SAVANNAH, GA (WTOC) -The emergency call on March 10 got the heartbeats of one Coast Guard crew moving even faster than usual. They were dispatched to rescue two Marines that were forced to eject from an F-18 over the Atlantic Ocean.
"Especially when you hear,' F-18, on fire, hadn't contacted the water yet.' It heightens, it elevates, everything," described aviation survival technician Chris Wheeler, a Coast Guard diver.
"Lots of us went through flight school. Lots of us worked closely with these kinds of guys," added Lt. Jeff Jacobs, the crew's pilot.
The jet went down off the South Carolina coast. That day, the four man team from Savannah was working one of their regular shifts in Charleston.

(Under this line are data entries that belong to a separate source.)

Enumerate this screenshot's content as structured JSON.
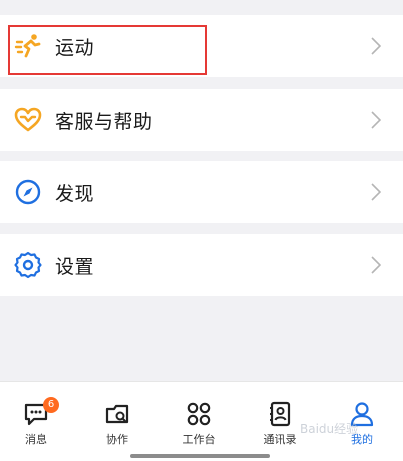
{
  "menu": {
    "items": [
      {
        "label": "运动",
        "icon": "running-icon"
      },
      {
        "label": "客服与帮助",
        "icon": "heart-support-icon"
      },
      {
        "label": "发现",
        "icon": "compass-icon"
      },
      {
        "label": "设置",
        "icon": "gear-icon"
      }
    ]
  },
  "tabbar": {
    "tabs": [
      {
        "label": "消息",
        "badge": "6"
      },
      {
        "label": "协作"
      },
      {
        "label": "工作台"
      },
      {
        "label": "通讯录"
      },
      {
        "label": "我的",
        "active": true
      }
    ]
  },
  "watermark": "Baidu经验",
  "colors": {
    "accent": "#1f6fe0",
    "sport_orange": "#f5a623",
    "badge": "#ff6a1f",
    "highlight": "#e53935"
  }
}
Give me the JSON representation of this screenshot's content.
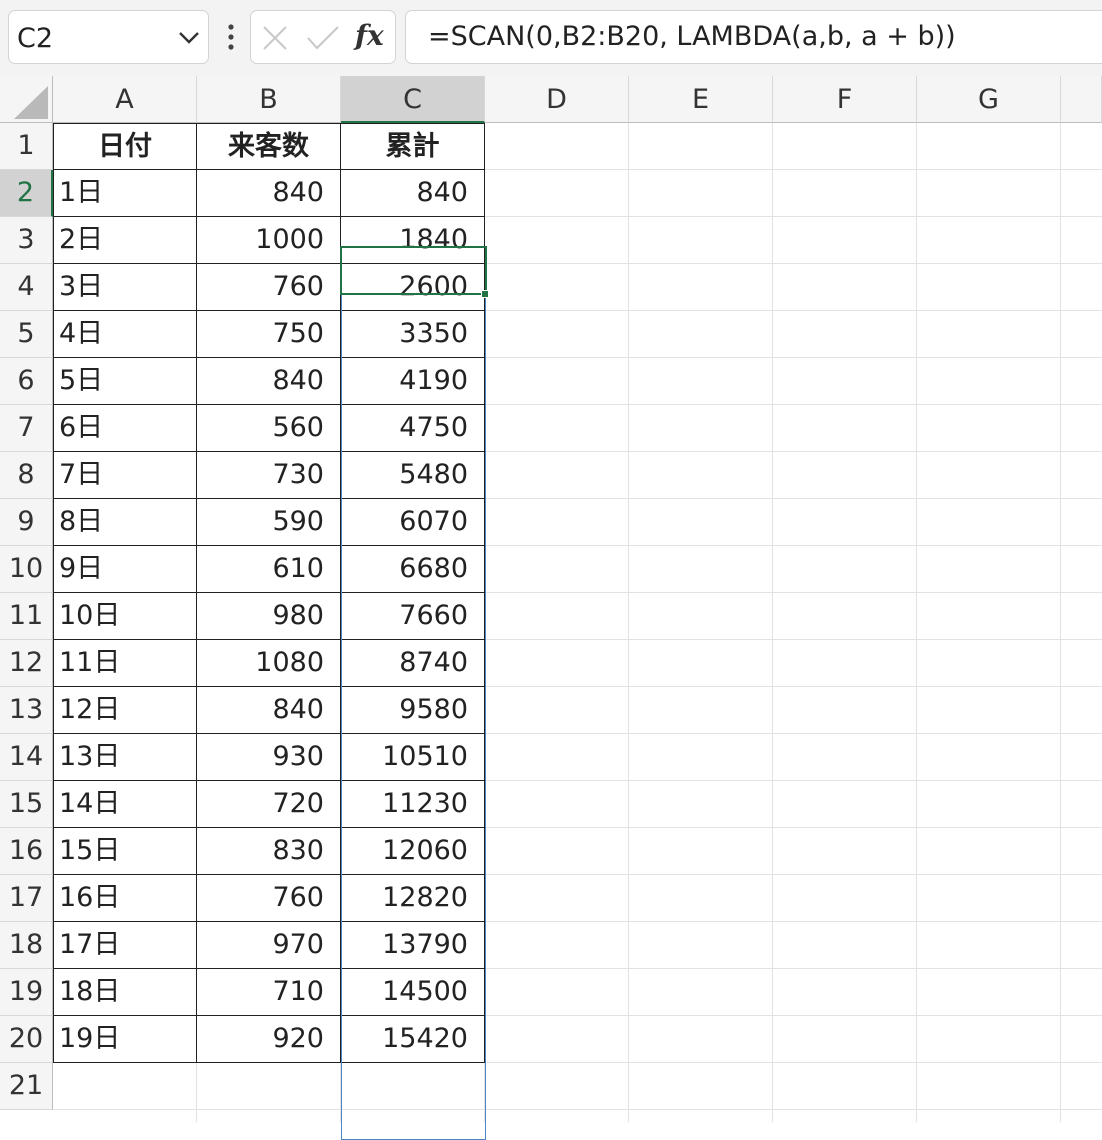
{
  "name_box": {
    "value": "C2"
  },
  "formula_bar": {
    "formula": "=SCAN(0,B2:B20, LAMBDA(a,b, a + b))",
    "fx_label": "fx"
  },
  "icons": [
    "chevron-down-icon",
    "more-vertical-icon",
    "cancel-icon",
    "enter-icon",
    "fx-icon"
  ],
  "columns": [
    "A",
    "B",
    "C",
    "D",
    "E",
    "F",
    "G"
  ],
  "rows": [
    "1",
    "2",
    "3",
    "4",
    "5",
    "6",
    "7",
    "8",
    "9",
    "10",
    "11",
    "12",
    "13",
    "14",
    "15",
    "16",
    "17",
    "18",
    "19",
    "20",
    "21"
  ],
  "active_cell": "C2",
  "table": {
    "headers": [
      "日付",
      "来客数",
      "累計"
    ],
    "rows": [
      [
        "1日",
        "840",
        "840"
      ],
      [
        "2日",
        "1000",
        "1840"
      ],
      [
        "3日",
        "760",
        "2600"
      ],
      [
        "4日",
        "750",
        "3350"
      ],
      [
        "5日",
        "840",
        "4190"
      ],
      [
        "6日",
        "560",
        "4750"
      ],
      [
        "7日",
        "730",
        "5480"
      ],
      [
        "8日",
        "590",
        "6070"
      ],
      [
        "9日",
        "610",
        "6680"
      ],
      [
        "10日",
        "980",
        "7660"
      ],
      [
        "11日",
        "1080",
        "8740"
      ],
      [
        "12日",
        "840",
        "9580"
      ],
      [
        "13日",
        "930",
        "10510"
      ],
      [
        "14日",
        "720",
        "11230"
      ],
      [
        "15日",
        "830",
        "12060"
      ],
      [
        "16日",
        "760",
        "12820"
      ],
      [
        "17日",
        "970",
        "13790"
      ],
      [
        "18日",
        "710",
        "14500"
      ],
      [
        "19日",
        "920",
        "15420"
      ]
    ]
  },
  "colors": {
    "accent": "#217346",
    "spill": "#4a86c8"
  }
}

"We were out in minimal time. It worked out for them because it we'd had to come from Savannah, it would have been an hour or so," Jacobs noted.
"As far as the rescue, it was pretty textbook, pretty straight forward. Take off, go to a point we already knew and look for someone we know is there," added Lt. j.g. Alex Drake, the co-pilot. "We knew this wouldn't be a wild goose chase."
The crew continued to receive information on the plane from Beaufort and tracking transmitters each jet pilot wore.
"They were waving their arms, definitely," Wheeler recalled. "One of the guys when I got into the water, left his raft and started swimming toward me."
"Everybody talks about these because they're memorable. And being my first hoisting, live hoist, we call them, was pretty exciting," added flight mechanic technician Drew Witruke.
The next morning, they flew right back to the same spot and found the black box recorder that would help show why the jet crashed.
"It was just awesome being there for somebody like that. Saving 2 lives is a nice thing to do," Witruke said.
"Just another day at the office," Jacobs said with a sly smile.
For their willingness to risk their lives, this time and others, they earn a WTOC Military Salute.